We have lost sight of the fact that Christians cannot live like “everyone else”. The foolish notion that there is no specifically Christian morality is merely one way of saying that a fundamental concept has been lost: the “distinctively Christian” as opposed to the models offered by the “world”. Even religious orders and congregations have confused true reform with a relaxation of the traditional austerity previously practiced. They have confused renewal with comfort. To give a small but concrete example: a religious reported to me that the downfall of his monastery began very concretely with the declaration that it was “no longer practicable” for the religious to rise during the night to recite the nocturnal office. But that was not the end of the matter. The religious replaced this uncontested but significant “sacrifice” by staying up late at night to watch television. An apparently minor matter. But the present-day decline of the indispensable austerity of Christian life, beginning with that of religious orders, is composed of just such “minor matters”. Christians must realize today more than ever before that they belong to a minority and are in opposition to all that appears good, natural, and logical, to what the New Testament calls “the spirit of the world”.

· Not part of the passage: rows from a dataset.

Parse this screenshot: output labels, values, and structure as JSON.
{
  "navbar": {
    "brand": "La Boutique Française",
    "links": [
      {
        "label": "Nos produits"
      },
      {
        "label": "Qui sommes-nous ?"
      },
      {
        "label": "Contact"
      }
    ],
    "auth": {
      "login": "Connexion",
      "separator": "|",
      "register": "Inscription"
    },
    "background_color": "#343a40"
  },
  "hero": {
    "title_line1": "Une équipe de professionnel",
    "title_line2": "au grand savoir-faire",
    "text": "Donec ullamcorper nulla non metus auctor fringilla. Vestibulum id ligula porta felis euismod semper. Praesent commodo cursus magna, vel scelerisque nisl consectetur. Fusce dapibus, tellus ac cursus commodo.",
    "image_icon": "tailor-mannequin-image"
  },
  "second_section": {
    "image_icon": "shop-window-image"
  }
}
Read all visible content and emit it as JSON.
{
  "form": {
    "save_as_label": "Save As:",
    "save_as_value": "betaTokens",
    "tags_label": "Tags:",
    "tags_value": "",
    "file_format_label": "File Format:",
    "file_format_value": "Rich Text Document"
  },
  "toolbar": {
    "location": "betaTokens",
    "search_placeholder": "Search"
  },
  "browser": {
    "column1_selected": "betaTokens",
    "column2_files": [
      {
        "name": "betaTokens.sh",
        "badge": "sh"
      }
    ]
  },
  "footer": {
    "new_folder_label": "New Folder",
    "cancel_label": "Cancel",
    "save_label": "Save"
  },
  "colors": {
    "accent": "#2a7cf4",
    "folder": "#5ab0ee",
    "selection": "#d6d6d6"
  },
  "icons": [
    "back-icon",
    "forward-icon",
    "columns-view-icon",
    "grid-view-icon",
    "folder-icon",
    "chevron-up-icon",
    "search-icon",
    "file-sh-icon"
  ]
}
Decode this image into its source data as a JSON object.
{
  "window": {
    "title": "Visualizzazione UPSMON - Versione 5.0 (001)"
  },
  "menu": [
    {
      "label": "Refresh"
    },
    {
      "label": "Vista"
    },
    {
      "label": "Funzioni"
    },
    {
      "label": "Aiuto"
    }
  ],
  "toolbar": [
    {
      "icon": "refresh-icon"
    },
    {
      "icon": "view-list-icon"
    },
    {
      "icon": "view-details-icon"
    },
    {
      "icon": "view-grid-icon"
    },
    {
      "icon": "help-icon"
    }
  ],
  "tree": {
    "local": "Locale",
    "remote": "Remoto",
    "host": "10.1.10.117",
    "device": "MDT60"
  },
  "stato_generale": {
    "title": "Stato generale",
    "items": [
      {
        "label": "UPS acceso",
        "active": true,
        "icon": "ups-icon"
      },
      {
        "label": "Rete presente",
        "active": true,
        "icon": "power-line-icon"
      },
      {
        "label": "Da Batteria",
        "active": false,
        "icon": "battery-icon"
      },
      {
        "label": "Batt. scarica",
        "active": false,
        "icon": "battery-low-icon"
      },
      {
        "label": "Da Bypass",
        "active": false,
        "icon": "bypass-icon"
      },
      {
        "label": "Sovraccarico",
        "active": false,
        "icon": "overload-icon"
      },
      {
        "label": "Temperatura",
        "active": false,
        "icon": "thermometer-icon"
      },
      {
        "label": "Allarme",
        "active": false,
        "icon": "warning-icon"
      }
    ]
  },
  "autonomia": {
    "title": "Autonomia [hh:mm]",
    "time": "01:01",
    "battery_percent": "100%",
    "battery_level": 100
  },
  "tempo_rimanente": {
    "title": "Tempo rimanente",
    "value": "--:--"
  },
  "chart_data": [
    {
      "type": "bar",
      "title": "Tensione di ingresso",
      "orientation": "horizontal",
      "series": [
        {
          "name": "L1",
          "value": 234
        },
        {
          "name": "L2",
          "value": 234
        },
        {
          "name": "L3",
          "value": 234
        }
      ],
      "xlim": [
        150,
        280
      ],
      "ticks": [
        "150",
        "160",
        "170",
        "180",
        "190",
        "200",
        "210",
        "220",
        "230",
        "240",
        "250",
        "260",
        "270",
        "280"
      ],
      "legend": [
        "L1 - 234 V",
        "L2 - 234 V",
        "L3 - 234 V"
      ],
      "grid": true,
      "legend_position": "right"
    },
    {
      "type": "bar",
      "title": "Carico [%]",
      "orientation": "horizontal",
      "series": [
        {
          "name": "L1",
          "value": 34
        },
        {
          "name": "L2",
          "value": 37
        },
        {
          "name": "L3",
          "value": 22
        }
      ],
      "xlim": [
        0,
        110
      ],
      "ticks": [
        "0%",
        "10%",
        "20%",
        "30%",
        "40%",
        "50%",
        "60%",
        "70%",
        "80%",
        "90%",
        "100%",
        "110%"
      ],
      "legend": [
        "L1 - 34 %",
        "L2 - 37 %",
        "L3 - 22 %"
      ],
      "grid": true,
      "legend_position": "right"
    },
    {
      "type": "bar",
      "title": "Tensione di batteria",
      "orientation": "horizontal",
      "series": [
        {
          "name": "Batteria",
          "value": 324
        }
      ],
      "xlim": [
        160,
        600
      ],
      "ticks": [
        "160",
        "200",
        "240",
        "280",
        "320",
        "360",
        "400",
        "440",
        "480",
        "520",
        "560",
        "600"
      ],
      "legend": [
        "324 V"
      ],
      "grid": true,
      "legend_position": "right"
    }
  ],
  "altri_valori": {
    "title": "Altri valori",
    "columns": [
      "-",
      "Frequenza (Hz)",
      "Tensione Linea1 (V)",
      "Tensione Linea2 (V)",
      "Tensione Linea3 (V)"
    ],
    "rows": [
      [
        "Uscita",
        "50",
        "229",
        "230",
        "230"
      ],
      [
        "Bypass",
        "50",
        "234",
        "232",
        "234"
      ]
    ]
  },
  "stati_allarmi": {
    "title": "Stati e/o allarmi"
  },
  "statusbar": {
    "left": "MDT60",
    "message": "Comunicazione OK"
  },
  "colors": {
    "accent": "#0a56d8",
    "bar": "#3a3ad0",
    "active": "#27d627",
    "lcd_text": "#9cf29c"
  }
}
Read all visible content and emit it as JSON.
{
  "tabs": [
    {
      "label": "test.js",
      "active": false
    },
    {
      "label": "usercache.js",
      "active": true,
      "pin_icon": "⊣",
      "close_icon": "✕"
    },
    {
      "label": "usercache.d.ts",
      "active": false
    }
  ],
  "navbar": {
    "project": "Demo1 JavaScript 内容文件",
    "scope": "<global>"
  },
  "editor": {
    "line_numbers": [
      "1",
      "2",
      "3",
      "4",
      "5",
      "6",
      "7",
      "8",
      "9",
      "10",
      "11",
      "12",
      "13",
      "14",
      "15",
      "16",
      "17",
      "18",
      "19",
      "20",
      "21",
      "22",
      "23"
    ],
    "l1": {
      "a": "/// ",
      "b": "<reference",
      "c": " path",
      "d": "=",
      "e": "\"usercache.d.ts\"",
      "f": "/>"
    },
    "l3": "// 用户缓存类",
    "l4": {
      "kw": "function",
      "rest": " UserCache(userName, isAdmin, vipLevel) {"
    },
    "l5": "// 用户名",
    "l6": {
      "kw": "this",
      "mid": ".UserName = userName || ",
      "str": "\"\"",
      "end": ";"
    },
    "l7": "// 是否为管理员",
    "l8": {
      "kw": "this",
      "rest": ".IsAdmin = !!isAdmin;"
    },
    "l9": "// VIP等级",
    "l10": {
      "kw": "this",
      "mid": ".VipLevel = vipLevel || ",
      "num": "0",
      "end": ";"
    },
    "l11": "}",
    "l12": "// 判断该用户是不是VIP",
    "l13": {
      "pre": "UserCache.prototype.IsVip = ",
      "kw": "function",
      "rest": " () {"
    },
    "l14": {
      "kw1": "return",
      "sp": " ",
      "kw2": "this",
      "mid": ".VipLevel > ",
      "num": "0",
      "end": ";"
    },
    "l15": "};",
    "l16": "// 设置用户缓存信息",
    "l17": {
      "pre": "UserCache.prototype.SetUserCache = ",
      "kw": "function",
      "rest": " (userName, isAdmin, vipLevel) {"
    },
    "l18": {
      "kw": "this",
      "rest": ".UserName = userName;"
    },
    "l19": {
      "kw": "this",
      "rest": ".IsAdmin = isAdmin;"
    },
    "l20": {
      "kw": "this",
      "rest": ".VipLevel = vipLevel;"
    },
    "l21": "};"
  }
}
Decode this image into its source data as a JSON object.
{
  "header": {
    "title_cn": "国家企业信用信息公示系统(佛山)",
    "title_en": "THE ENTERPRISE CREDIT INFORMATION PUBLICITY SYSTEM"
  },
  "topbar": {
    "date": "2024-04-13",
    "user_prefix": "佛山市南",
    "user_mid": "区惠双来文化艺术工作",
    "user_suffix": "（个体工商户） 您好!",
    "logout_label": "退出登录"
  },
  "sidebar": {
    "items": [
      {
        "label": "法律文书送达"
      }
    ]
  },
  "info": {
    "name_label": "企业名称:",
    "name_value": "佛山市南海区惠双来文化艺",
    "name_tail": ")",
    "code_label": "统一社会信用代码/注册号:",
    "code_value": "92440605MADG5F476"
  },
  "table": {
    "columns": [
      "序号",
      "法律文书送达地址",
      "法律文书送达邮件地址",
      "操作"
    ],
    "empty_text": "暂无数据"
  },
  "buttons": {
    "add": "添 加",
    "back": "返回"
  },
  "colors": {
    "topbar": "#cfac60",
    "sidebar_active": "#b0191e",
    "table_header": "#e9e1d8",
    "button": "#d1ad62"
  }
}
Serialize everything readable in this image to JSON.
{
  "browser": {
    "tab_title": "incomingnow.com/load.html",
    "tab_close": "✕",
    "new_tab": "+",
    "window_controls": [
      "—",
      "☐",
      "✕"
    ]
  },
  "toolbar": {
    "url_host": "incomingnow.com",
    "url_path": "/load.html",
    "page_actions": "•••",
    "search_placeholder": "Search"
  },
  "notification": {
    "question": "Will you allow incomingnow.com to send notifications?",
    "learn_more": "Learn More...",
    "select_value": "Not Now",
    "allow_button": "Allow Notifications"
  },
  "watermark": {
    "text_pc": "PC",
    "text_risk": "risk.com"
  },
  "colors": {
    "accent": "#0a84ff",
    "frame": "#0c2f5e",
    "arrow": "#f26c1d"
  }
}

Ratzinger, J. (1992). Co-Workers of the Truth: Meditations for Every Day of the Year. (M. F. McCarthy & L. Krauth, Trans., I. Grassl, Ed.) (p. 273). San Francisco: Ignatius Press.